Anecdotal Observation Forms
prepared forms or teacher-made forms may be used for oberving and recording children’s behavior.
meet with a child on a one-to-one bases to assess skills such as reading aloud, discuss a child’s progress, and talk about steps to iprove, instruct, and prescribe activities.
Marie Clay created these for observing and recording children’s oral reading and for planning instruction. in this analysis, what a child can do and the types of errors the child makes when reading are recorded.
they also determine the appropriate materaial for instructional purposed and for independient reading.
95 to 100 percent
90 to 95 percent
less than 90 percent

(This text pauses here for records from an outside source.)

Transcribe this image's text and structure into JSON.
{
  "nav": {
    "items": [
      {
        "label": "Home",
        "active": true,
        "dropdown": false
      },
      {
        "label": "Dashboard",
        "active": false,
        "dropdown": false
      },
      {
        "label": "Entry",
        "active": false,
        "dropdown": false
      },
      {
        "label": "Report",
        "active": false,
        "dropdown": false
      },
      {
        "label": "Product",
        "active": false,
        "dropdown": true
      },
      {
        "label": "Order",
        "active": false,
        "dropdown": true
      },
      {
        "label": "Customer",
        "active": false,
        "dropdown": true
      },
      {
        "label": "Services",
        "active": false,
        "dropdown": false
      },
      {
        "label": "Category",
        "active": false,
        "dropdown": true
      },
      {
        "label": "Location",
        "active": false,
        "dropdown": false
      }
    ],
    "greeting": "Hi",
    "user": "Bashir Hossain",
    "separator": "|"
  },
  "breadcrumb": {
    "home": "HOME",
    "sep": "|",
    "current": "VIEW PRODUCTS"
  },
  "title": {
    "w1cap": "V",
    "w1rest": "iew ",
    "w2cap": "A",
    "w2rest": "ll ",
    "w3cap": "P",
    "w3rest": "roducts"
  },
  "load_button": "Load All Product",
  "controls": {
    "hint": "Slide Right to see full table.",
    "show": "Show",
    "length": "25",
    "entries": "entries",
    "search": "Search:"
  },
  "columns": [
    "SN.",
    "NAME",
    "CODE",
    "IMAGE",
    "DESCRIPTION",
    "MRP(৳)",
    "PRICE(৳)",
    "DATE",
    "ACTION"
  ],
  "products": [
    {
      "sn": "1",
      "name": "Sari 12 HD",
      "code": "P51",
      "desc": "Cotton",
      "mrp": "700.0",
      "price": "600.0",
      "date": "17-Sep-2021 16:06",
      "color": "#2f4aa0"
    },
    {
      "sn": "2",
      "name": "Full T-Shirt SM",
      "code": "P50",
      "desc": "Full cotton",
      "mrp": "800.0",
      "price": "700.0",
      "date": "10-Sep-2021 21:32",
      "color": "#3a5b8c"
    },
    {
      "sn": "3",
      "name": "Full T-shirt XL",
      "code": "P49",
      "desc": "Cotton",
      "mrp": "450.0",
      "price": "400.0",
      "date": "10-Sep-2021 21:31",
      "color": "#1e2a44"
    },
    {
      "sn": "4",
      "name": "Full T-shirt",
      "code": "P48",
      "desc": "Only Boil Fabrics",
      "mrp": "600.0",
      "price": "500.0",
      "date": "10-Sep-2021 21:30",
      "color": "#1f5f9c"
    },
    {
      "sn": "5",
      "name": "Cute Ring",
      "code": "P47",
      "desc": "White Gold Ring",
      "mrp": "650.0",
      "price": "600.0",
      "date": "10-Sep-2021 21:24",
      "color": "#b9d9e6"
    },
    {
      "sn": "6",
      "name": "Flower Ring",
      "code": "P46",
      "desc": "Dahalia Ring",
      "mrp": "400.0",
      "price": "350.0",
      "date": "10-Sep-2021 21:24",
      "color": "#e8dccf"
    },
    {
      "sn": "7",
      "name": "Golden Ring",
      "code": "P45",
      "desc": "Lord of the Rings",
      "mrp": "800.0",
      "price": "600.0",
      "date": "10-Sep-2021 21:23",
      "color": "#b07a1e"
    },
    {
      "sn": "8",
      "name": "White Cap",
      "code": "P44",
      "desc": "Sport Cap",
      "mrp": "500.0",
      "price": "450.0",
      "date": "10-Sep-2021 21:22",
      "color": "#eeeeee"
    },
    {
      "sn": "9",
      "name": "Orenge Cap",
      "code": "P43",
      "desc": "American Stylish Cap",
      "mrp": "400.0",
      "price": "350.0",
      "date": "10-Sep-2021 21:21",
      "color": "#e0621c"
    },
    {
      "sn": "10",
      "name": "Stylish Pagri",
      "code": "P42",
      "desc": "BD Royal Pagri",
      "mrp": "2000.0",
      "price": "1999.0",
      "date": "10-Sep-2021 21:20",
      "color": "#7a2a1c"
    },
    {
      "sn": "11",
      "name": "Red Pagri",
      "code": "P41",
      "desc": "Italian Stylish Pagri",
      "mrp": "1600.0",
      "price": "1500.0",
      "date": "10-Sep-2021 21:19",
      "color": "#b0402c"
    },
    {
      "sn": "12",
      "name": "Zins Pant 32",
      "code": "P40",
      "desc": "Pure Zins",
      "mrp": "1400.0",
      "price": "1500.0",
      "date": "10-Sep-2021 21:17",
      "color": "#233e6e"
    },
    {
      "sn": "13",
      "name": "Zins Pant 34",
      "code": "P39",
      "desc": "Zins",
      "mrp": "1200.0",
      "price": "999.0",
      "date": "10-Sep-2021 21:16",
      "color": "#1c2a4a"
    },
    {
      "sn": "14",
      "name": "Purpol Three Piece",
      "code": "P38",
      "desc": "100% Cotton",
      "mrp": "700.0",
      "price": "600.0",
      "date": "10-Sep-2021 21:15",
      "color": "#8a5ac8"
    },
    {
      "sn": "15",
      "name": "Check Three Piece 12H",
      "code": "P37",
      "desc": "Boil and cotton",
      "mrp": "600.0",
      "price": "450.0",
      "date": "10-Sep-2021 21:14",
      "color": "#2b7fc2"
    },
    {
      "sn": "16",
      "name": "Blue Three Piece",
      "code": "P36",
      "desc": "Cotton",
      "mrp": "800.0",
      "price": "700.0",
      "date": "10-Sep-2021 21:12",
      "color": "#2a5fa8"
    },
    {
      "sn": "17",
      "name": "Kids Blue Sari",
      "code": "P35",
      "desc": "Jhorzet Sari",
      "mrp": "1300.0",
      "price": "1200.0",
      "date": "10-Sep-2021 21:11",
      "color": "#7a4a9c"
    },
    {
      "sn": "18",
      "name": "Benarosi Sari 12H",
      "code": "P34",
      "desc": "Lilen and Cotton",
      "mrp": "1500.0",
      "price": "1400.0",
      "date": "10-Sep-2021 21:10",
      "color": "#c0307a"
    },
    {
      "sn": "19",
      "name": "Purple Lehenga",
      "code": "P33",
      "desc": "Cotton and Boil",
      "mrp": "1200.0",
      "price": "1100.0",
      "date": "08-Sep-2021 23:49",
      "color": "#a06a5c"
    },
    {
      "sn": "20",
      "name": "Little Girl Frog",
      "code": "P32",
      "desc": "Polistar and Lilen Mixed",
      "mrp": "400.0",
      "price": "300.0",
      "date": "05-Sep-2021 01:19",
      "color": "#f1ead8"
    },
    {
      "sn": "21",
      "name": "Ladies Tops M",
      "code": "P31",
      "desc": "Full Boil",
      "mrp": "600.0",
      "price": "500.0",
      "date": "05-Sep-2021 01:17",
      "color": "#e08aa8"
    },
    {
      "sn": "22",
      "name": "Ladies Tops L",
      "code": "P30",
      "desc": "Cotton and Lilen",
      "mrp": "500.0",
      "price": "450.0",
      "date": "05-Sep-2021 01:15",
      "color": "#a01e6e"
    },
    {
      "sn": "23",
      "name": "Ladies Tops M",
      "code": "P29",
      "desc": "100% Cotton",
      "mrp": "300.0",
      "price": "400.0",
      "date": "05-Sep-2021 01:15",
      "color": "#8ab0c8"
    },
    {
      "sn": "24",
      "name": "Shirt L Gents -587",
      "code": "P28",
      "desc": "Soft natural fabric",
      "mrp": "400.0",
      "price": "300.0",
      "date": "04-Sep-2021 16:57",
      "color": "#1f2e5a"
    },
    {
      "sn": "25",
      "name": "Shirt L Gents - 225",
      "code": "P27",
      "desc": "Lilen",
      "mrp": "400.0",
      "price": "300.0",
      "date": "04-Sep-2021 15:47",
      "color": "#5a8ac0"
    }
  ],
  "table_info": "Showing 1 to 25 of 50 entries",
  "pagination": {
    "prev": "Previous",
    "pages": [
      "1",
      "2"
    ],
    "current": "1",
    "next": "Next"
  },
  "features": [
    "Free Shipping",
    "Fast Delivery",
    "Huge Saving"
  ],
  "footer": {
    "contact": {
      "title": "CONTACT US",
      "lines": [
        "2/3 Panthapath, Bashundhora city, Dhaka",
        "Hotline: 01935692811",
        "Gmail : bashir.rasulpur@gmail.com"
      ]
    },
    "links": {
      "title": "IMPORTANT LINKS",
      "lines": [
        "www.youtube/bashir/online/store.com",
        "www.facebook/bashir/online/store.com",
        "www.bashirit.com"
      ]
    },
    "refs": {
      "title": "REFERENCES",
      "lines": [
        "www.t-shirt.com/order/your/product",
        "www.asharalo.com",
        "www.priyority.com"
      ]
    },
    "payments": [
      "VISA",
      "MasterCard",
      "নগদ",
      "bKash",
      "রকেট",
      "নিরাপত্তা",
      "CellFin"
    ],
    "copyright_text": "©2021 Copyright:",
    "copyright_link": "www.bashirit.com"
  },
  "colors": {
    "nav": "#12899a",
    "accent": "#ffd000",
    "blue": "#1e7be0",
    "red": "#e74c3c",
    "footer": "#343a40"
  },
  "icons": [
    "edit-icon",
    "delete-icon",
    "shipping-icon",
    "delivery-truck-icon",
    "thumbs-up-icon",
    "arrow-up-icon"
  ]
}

the teacher has a copy of the passage, and as the child reads, the teacher uses the prescribed coding system to indicate on a running record form whether words are read correctly and what types of errors are made.
does it make sense? ex: took/pulled
use of phonics but not paying attention to meaning. ex: slepped/spilled
is the syntax correct? ex: went/ran
Informal Reading Inventory (IRIs)
similar to running records but they place a larger emphasis on comprehension.
provides a way for teachers, children, and parents to collect representative samples.
provides a story of where children have been and what they are capable of doing now, to determine whre they should go from this point forth. the teacher’s portfolio should include work selected by the child, teacher, and parent. ti should represent the best work that children can produce and illustrate difficulties they may be experiencing.
a separate digital folder can be used for each child. ePortfolio.
prepared by publishers and are norm referenced; that is they are administered to large numbers of students when they are created to develop norms.
the average performance of studens who are tested at a particular grade and age level.
does the test evaluate what is says it tests for and does it match the goals you have for your students?
are the scores accurate and dependable?
Grade Equivalent Scores
raw scores converted into grade-level scores. if a child is in first grade and receives a grade-equivalent score of 2.3, his performance would be ocnsidered above grade level.
raw scores converted into a percentile rank. they tell where the child ranked as compared to all children who took the test at the same grade and age level.
major decisions are being made from the results of one test score.
IRA/NAEYC position statement
“Learning to Read and Write: Developmentally Appropriate Practices for Young Children.”
what students need to learn at each grade level: reading, writing, listening, speaking, and language.
Common Core State Literacy Standards
Reading, Writing, Listening, Speaking, and Language.